>>>

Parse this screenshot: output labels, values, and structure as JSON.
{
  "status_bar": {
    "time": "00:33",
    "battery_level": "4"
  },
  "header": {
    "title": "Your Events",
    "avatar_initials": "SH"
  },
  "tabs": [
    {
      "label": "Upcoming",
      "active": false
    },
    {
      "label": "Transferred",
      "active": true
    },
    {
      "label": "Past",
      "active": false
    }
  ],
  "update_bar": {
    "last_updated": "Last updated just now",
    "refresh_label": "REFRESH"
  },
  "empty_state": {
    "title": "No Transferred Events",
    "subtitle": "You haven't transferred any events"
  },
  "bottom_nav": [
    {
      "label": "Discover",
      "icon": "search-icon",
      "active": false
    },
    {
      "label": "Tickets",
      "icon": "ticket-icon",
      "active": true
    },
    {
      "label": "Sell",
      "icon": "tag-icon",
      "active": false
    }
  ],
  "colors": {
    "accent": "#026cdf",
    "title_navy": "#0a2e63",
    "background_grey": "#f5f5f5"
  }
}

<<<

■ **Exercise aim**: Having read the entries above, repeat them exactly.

■ **Result for this task**:
Parse this screenshot: output labels, values, and structure as JSON.
{
  "status_bar": {
    "time": "00:33",
    "battery_level": "4"
  },
  "header": {
    "title": "Your Events",
    "avatar_initials": "SH"
  },
  "tabs": [
    {
      "label": "Upcoming",
      "active": false
    },
    {
      "label": "Transferred",
      "active": true
    },
    {
      "label": "Past",
      "active": false
    }
  ],
  "update_bar": {
    "last_updated": "Last updated just now",
    "refresh_label": "REFRESH"
  },
  "empty_state": {
    "title": "No Transferred Events",
    "subtitle": "You haven't transferred any events"
  },
  "bottom_nav": [
    {
      "label": "Discover",
      "icon": "search-icon",
      "active": false
    },
    {
      "label": "Tickets",
      "icon": "ticket-icon",
      "active": true
    },
    {
      "label": "Sell",
      "icon": "tag-icon",
      "active": false
    }
  ],
  "colors": {
    "accent": "#026cdf",
    "title_navy": "#0a2e63",
    "background_grey": "#f5f5f5"
  }
}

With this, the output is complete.